Love Of Neighbor

Peace be with you!

We continue to listen to Jesus’ Sermon on the Mount from Mathew’s Gospel.  From Mathew, Jesus’ teaching is described as a higher form of righteousness: a more demanding version of the law.  At first glance this may make us feel more distant from God because it is harder to live that way.  On the other hand, we know that Jesus came to assure us that God intensely loves and cares for us.  We also know that Jesus came to bless and to heal our brokenness.  Having these two important keys for understanding, we can understand Jesus’ teaching as deeper rather than higher.  Jesus goes to the roots of the law, the depths of the heart and leads us to a deeper relationship with God.  When we grow in depth and spirituality, we encounter the darkness affecting the human spirit and the deep flaw of human nature.  As we near God in his marvelous light, more of our own imperfections show up.  But Jesus is the Divine Physician who exposes our wounds and leads us more deeply into the way of prayer and healing!

We experience inner conflict when we are confronted with the reality that our own thoughts and behaviors do not always conform to the way of life that Jesus calls us to.  This weekend our attention is directed toward God’s law that we must love our neighbor as ourselves.

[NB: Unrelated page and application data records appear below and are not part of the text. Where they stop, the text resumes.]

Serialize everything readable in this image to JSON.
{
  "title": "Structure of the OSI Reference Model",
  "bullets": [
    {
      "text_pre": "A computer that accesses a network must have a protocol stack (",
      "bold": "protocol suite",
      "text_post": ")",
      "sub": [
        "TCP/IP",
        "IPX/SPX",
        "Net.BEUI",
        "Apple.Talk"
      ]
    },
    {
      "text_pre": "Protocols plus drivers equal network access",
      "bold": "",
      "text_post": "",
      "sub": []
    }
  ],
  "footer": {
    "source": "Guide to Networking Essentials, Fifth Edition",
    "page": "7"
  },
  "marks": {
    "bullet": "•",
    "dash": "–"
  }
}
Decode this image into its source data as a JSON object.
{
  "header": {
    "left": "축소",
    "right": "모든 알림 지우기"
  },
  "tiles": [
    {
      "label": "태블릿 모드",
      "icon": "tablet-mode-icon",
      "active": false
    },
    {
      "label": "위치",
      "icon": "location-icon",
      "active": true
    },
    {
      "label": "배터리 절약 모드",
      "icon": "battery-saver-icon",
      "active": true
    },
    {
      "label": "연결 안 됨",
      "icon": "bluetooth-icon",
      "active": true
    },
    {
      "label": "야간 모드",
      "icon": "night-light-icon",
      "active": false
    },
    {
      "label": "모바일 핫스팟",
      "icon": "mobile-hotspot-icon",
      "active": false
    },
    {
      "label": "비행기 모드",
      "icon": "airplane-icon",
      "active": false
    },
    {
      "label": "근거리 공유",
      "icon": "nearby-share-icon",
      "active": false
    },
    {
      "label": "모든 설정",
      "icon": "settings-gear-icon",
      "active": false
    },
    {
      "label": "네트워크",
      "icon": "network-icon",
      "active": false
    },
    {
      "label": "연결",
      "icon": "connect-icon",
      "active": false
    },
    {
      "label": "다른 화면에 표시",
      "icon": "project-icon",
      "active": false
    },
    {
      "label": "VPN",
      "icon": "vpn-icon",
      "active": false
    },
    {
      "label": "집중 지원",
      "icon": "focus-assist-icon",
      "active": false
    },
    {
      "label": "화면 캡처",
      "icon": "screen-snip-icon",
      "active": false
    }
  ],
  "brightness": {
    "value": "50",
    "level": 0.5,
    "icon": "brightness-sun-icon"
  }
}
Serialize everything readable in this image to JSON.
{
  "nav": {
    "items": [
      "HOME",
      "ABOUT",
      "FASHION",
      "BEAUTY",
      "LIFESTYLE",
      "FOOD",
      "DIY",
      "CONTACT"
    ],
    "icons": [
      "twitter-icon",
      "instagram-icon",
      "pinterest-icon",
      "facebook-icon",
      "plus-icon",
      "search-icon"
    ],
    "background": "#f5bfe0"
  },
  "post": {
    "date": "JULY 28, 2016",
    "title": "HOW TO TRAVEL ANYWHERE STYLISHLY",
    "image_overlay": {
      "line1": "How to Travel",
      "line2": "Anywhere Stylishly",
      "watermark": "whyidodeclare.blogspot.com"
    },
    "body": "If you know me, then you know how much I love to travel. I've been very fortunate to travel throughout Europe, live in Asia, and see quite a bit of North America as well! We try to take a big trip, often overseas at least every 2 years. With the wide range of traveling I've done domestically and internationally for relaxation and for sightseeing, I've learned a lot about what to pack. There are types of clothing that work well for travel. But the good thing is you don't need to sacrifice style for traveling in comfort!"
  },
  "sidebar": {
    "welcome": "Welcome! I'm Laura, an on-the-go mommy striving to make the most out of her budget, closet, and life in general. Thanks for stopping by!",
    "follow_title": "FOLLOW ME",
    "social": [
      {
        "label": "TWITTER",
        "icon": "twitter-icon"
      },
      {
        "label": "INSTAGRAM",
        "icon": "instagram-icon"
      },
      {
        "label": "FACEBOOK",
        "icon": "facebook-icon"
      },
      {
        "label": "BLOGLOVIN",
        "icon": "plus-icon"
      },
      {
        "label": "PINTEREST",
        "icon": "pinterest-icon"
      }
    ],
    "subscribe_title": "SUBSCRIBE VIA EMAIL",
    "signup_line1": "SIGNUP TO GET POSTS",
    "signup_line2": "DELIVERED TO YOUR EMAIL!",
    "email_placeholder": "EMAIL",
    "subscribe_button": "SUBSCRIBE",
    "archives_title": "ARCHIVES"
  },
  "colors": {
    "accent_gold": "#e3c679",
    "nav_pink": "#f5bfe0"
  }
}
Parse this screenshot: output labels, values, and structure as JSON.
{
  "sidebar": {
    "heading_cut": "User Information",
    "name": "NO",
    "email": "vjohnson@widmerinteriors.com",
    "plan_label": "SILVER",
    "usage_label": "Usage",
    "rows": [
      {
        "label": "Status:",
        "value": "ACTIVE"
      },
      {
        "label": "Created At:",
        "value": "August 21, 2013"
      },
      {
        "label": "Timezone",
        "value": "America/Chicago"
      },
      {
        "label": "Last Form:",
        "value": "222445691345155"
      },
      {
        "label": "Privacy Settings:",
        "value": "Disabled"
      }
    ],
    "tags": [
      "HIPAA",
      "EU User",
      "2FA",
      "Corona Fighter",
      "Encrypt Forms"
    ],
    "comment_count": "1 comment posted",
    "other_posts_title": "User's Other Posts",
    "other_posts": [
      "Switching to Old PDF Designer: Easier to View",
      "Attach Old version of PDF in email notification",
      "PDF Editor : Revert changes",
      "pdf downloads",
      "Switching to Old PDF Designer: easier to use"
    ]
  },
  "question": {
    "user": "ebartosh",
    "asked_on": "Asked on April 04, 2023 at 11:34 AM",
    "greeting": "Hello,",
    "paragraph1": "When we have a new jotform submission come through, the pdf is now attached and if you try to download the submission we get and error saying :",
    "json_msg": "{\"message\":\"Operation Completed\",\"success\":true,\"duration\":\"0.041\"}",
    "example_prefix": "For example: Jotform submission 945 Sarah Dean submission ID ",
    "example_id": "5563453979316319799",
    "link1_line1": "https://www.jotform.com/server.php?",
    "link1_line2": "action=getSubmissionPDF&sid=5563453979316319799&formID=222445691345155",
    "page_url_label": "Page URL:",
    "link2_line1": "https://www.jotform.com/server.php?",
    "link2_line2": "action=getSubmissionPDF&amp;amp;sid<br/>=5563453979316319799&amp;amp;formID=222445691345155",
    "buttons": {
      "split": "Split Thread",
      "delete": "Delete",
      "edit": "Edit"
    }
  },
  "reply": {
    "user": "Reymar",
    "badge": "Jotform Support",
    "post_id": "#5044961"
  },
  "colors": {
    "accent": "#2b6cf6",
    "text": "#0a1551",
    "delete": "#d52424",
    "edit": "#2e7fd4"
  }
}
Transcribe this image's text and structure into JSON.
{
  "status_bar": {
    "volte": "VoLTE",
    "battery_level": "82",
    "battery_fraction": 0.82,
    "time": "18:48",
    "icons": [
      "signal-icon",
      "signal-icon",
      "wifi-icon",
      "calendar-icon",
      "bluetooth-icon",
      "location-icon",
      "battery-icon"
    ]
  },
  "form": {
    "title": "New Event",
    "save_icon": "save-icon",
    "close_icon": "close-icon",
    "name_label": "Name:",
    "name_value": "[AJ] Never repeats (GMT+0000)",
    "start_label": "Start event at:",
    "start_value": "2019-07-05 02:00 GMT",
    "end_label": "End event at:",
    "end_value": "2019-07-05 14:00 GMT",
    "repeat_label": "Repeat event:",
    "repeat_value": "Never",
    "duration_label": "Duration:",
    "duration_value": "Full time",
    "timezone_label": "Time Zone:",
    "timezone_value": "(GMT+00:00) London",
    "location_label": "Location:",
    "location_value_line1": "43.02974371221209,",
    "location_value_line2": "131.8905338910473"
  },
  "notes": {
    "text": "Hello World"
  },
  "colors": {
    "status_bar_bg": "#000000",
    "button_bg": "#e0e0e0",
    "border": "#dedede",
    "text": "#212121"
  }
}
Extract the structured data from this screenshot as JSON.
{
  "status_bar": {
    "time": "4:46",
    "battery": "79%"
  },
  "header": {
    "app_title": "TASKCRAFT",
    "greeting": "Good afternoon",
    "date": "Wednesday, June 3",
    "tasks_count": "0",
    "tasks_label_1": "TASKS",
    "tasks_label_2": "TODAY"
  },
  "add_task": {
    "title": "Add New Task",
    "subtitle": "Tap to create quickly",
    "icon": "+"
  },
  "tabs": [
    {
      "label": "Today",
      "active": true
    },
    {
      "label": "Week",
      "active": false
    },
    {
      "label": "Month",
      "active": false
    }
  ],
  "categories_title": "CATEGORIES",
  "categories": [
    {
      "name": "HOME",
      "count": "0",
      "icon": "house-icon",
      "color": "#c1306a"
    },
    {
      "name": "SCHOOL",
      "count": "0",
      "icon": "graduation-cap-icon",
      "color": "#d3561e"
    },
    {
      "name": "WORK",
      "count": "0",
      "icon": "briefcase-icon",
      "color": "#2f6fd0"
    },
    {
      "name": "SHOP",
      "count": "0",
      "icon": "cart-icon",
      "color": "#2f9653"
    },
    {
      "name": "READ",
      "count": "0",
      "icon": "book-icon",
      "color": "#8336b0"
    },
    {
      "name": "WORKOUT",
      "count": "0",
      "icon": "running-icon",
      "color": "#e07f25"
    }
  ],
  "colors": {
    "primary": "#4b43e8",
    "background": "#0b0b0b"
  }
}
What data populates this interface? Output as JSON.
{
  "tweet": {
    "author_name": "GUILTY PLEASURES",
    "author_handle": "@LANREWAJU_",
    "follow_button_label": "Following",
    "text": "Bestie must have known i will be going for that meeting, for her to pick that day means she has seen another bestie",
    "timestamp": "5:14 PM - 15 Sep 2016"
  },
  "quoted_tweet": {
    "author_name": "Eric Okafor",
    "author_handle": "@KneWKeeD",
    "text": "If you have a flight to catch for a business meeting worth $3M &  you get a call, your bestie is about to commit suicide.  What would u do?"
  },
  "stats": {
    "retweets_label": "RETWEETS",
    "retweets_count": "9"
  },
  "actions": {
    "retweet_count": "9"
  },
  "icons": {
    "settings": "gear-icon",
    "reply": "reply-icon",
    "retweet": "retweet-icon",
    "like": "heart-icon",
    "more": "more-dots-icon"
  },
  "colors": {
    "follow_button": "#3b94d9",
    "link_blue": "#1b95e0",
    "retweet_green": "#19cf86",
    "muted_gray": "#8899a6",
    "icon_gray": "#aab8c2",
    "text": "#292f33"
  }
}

We know that everything flows from the love of God.  This is the first and most important Commandment.  Loving your neighbor as you love yourself—well, what if we don’t love ourselves or we don’t understand how to love ourselves properly?  Then we are not going to be able to love anyone else–properly.  There is a balance here.  It falls in between putting ourselves down and being selfish, arrogant and egotistical.

Jesus invites us to ask him to show us how to love ourselves so that we may love our neighbor correctly.  If we ask, he will show us how beautiful God’s love is, first for ourselves, then for everyone else.  When we experience and understand that God love us unconditionally, even with our sins and faults, we change.  We begin to love ourselves humbly, that is in truth.  Then we begin to love others with God.  When our love is perfected, our love will entirely reflect God’s own love—even for those who make themselves enemies.

God bless you always! +++ Fr. Peter